# What to do
The answer must consist of every line below that contains the word "JSON".

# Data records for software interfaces
------------

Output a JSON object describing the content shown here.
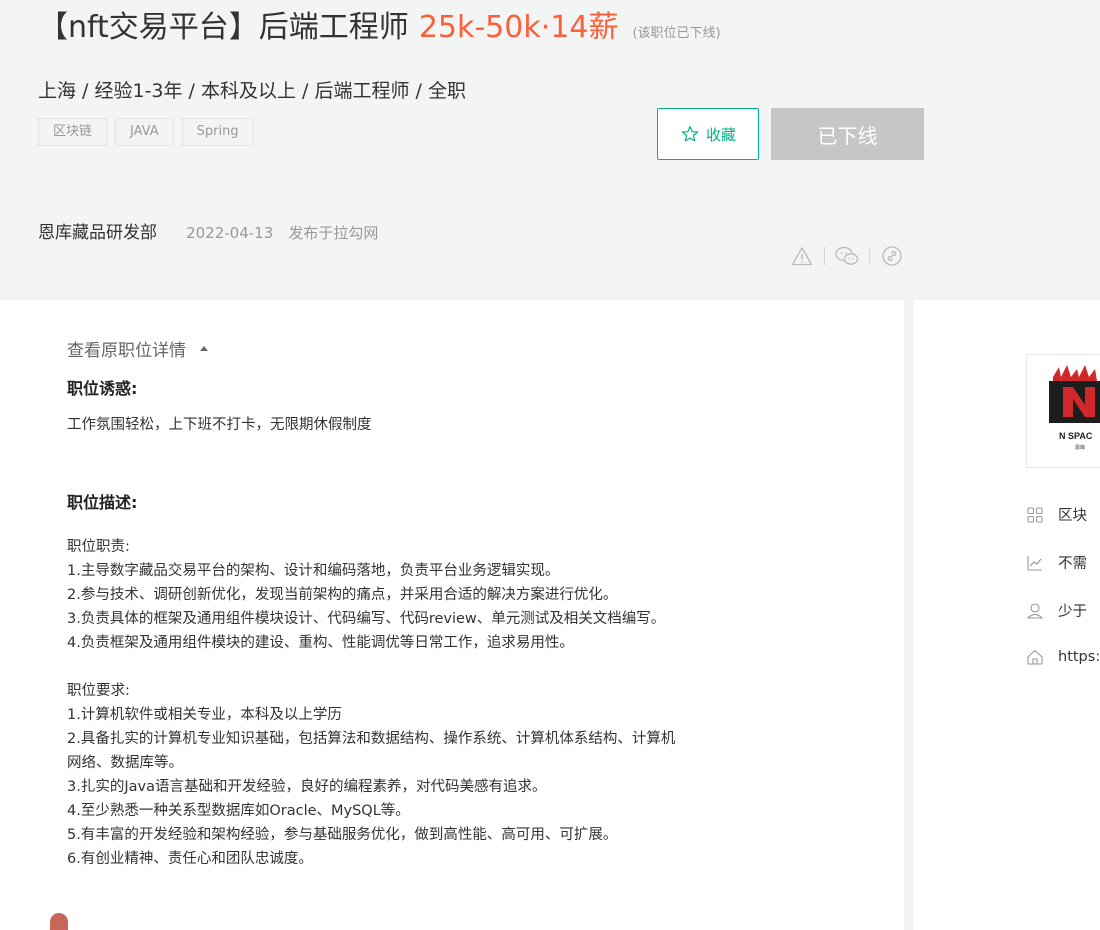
{
  "header": {
    "job_title": "【nft交易平台】后端工程师",
    "salary": "25k-50k·14薪",
    "offline_note": "(该职位已下线)",
    "meta": "上海 / 经验1-3年 / 本科及以上 / 后端工程师 / 全职",
    "tags": [
      "区块链",
      "JAVA",
      "Spring"
    ],
    "favorite_label": "收藏",
    "offline_label": "已下线",
    "department": "恩库藏品研发部",
    "date": "2022-04-13",
    "publish_text": "发布于拉勾网"
  },
  "share_icons": [
    "report-icon",
    "wechat-icon",
    "link-icon"
  ],
  "detail": {
    "view_original": "查看原职位详情",
    "perks_title": "职位诱惑:",
    "perks_text": "工作氛围轻松，上下班不打卡，无限期休假制度",
    "desc_title": "职位描述:",
    "duties_heading": "职位职责:",
    "duties": [
      "1.主导数字藏品交易平台的架构、设计和编码落地，负责平台业务逻辑实现。",
      "2.参与技术、调研创新优化，发现当前架构的痛点，并采用合适的解决方案进行优化。",
      "3.负责具体的框架及通用组件模块设计、代码编写、代码review、单元测试及相关文档编写。",
      "4.负责框架及通用组件模块的建设、重构、性能调优等日常工作，追求易用性。"
    ],
    "requirements_heading": "职位要求:",
    "requirements": [
      "1.计算机软件或相关专业，本科及以上学历",
      "2.具备扎实的计算机专业知识基础，包括算法和数据结构、操作系统、计算机体系结构、计算机",
      "网络、数据库等。",
      "3.扎实的Java语言基础和开发经验，良好的编程素养，对代码美感有追求。",
      "4.至少熟悉一种关系型数据库如Oracle、MySQL等。",
      "5.有丰富的开发经验和架构经验，参与基础服务优化，做到高性能、高可用、可扩展。",
      "6.有创业精神、责任心和团队忠诚度。"
    ]
  },
  "company": {
    "logo_text": "N SPAC",
    "logo_subtext": "恩库",
    "industry": "区块",
    "financing": "不需",
    "size": "少于",
    "website": "https:"
  },
  "colors": {
    "accent": "#00b38a",
    "salary": "#fd5f39",
    "disabled": "#c4c7c6"
  }
}
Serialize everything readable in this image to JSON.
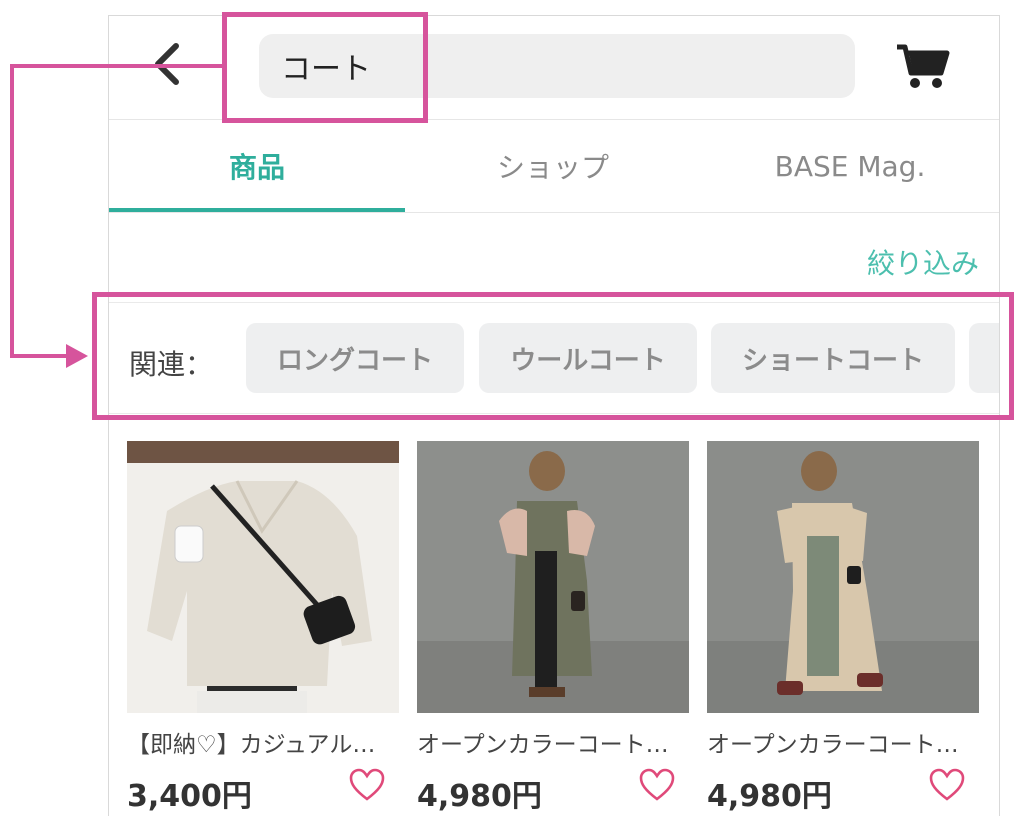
{
  "search": {
    "value": "コート"
  },
  "tabs": [
    {
      "label": "商品",
      "active": true
    },
    {
      "label": "ショップ",
      "active": false
    },
    {
      "label": "BASE Mag.",
      "active": false
    }
  ],
  "filter_label": "絞り込み",
  "related": {
    "label": "関連：",
    "chips": [
      "ロングコート",
      "ウールコート",
      "ショートコート"
    ]
  },
  "products": [
    {
      "title": "【即納♡】カジュアル…",
      "price": "3,400円"
    },
    {
      "title": "オープンカラーコート…",
      "price": "4,980円"
    },
    {
      "title": "オープンカラーコート…",
      "price": "4,980円"
    }
  ],
  "colors": {
    "accent": "#2fae9c",
    "annotation": "#d6549c",
    "heart": "#e04a7a"
  },
  "icons": [
    "back-arrow-icon",
    "cart-icon",
    "heart-icon"
  ]
}
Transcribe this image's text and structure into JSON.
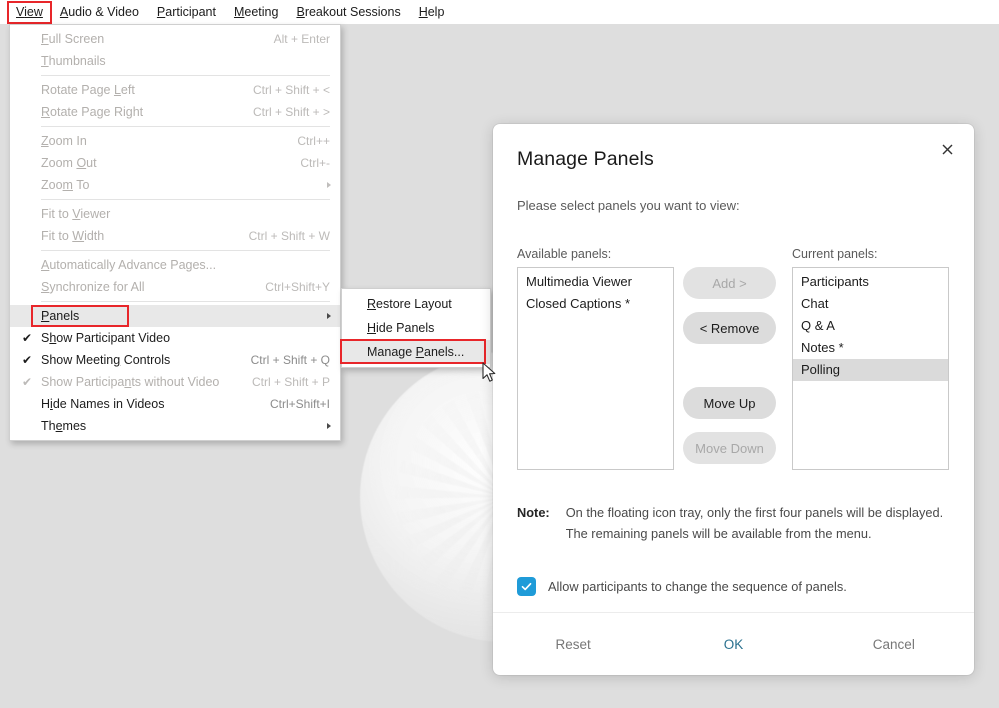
{
  "menubar": {
    "items": [
      {
        "label": "View",
        "accesskey": "V",
        "boxed": true
      },
      {
        "label": "Audio & Video",
        "accesskey": "A",
        "boxed": false
      },
      {
        "label": "Participant",
        "accesskey": "P",
        "boxed": false
      },
      {
        "label": "Meeting",
        "accesskey": "M",
        "boxed": false
      },
      {
        "label": "Breakout Sessions",
        "accesskey": "B",
        "boxed": false
      },
      {
        "label": "Help",
        "accesskey": "H",
        "boxed": false
      }
    ]
  },
  "view_menu": {
    "items": [
      {
        "label": "Full Screen",
        "accel": "Alt + Enter",
        "disabled": true,
        "check": false,
        "arrow": false,
        "highlight": false
      },
      {
        "label": "Thumbnails",
        "accel": "",
        "disabled": true,
        "check": false,
        "arrow": false,
        "highlight": false
      },
      {
        "separator": true
      },
      {
        "label": "Rotate Page Left",
        "accel": "Ctrl + Shift + <",
        "disabled": true,
        "check": false,
        "arrow": false,
        "highlight": false
      },
      {
        "label": "Rotate Page Right",
        "accel": "Ctrl + Shift + >",
        "disabled": true,
        "check": false,
        "arrow": false,
        "highlight": false
      },
      {
        "separator": true
      },
      {
        "label": "Zoom In",
        "accel": "Ctrl++",
        "disabled": true,
        "check": false,
        "arrow": false,
        "highlight": false
      },
      {
        "label": "Zoom Out",
        "accel": "Ctrl+-",
        "disabled": true,
        "check": false,
        "arrow": false,
        "highlight": false
      },
      {
        "label": "Zoom To",
        "accel": "",
        "disabled": true,
        "check": false,
        "arrow": true,
        "highlight": false
      },
      {
        "separator": true
      },
      {
        "label": "Fit to Viewer",
        "accel": "",
        "disabled": true,
        "check": false,
        "arrow": false,
        "highlight": false
      },
      {
        "label": "Fit to Width",
        "accel": "Ctrl + Shift + W",
        "disabled": true,
        "check": false,
        "arrow": false,
        "highlight": false
      },
      {
        "separator": true
      },
      {
        "label": "Automatically Advance Pages...",
        "accel": "",
        "disabled": true,
        "check": false,
        "arrow": false,
        "highlight": false
      },
      {
        "label": "Synchronize for All",
        "accel": "Ctrl+Shift+Y",
        "disabled": true,
        "check": false,
        "arrow": false,
        "highlight": false
      },
      {
        "separator": true
      },
      {
        "label": "Panels",
        "accel": "",
        "disabled": false,
        "check": false,
        "arrow": true,
        "highlight": true
      },
      {
        "label": "Show Participant Video",
        "accel": "",
        "disabled": false,
        "check": true,
        "arrow": false,
        "highlight": false
      },
      {
        "label": "Show Meeting Controls",
        "accel": "Ctrl + Shift + Q",
        "disabled": false,
        "check": true,
        "arrow": false,
        "highlight": false
      },
      {
        "label": "Show Participants without Video",
        "accel": "Ctrl + Shift + P",
        "disabled": true,
        "check": true,
        "arrow": false,
        "highlight": false
      },
      {
        "label": "Hide Names in Videos",
        "accel": "Ctrl+Shift+I",
        "disabled": false,
        "check": false,
        "arrow": false,
        "highlight": false
      },
      {
        "label": "Themes",
        "accel": "",
        "disabled": false,
        "check": false,
        "arrow": true,
        "highlight": false
      }
    ]
  },
  "panels_submenu": {
    "items": [
      {
        "label": "Restore Layout",
        "highlight": false
      },
      {
        "label": "Hide Panels",
        "highlight": false
      },
      {
        "label": "Manage Panels...",
        "highlight": true
      }
    ]
  },
  "dialog": {
    "title": "Manage Panels",
    "close_icon": "close-icon",
    "subtitle": "Please select panels you want to view:",
    "available_label": "Available panels:",
    "current_label": "Current panels:",
    "available_panels": [
      {
        "label": "Multimedia Viewer",
        "selected": false
      },
      {
        "label": "Closed Captions *",
        "selected": false
      }
    ],
    "current_panels": [
      {
        "label": "Participants",
        "selected": false
      },
      {
        "label": "Chat",
        "selected": false
      },
      {
        "label": "Q & A",
        "selected": false
      },
      {
        "label": "Notes *",
        "selected": false
      },
      {
        "label": "Polling",
        "selected": true
      }
    ],
    "buttons": {
      "add": {
        "label": "Add >",
        "disabled": true
      },
      "remove": {
        "label": "< Remove",
        "disabled": false
      },
      "move_up": {
        "label": "Move Up",
        "disabled": false
      },
      "move_down": {
        "label": "Move Down",
        "disabled": true
      }
    },
    "note_label": "Note:",
    "note_text": "On the floating icon tray, only the first four panels will be displayed. The remaining panels will be available from the menu.",
    "checkbox": {
      "label": "Allow participants to change the sequence of panels.",
      "checked": true
    },
    "footer": {
      "reset": "Reset",
      "ok": "OK",
      "cancel": "Cancel"
    }
  },
  "colors": {
    "accent_ok": "#2a718f",
    "checkbox_blue": "#1f9bd8",
    "highlight_red": "#e8262a",
    "selection_gray": "#dadada",
    "desktop_gray": "#dedede"
  }
}
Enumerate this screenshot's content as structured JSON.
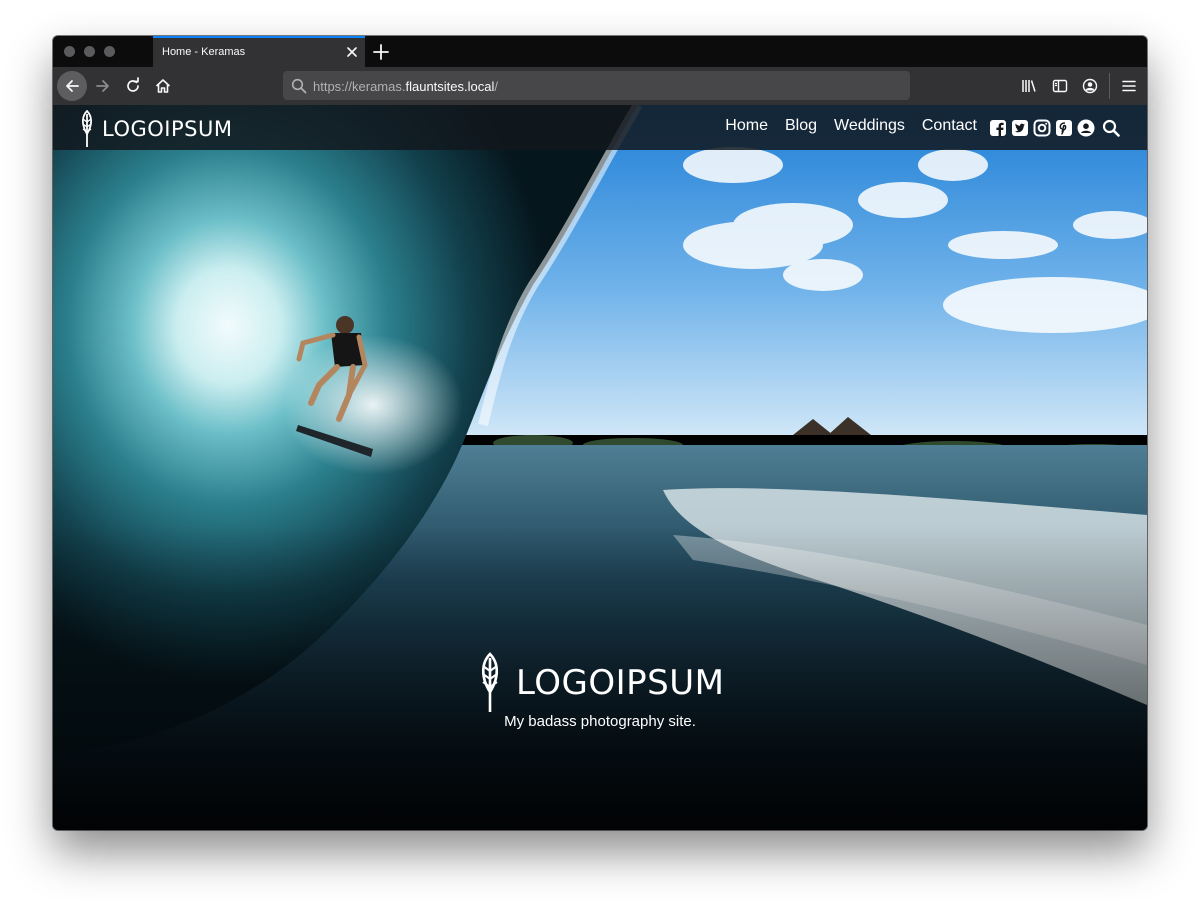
{
  "browser": {
    "tab_title": "Home - Keramas",
    "url_prefix": "https://keramas.",
    "url_host": "flauntsites.local",
    "url_suffix": "/"
  },
  "icons": {
    "window_controls": [
      "close-dot",
      "minimize-dot",
      "maximize-dot"
    ],
    "toolbar": [
      "back-icon",
      "forward-icon",
      "reload-icon",
      "home-icon",
      "search-icon",
      "library-icon",
      "sidebar-icon",
      "account-icon",
      "menu-icon"
    ],
    "social": [
      "facebook-icon",
      "twitter-icon",
      "instagram-icon",
      "pinterest-icon",
      "user-icon"
    ]
  },
  "site": {
    "logo_text": "LOGOIPSUM",
    "nav": [
      {
        "label": "Home"
      },
      {
        "label": "Blog"
      },
      {
        "label": "Weddings"
      },
      {
        "label": "Contact"
      }
    ],
    "hero_logo_text": "LOGOIPSUM",
    "tagline": "My badass photography site."
  },
  "colors": {
    "browser_chrome": "#323234",
    "tab_accent": "#0a84ff",
    "header_overlay": "#12181d",
    "text_light": "#ffffff"
  }
}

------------

# Reply to the exercise
Output a JSON object describing the content shown here.
Serialize everything readable in this image to JSON.
Transcribe this image's text and structure into JSON.
Enumerate this screenshot's content as structured JSON.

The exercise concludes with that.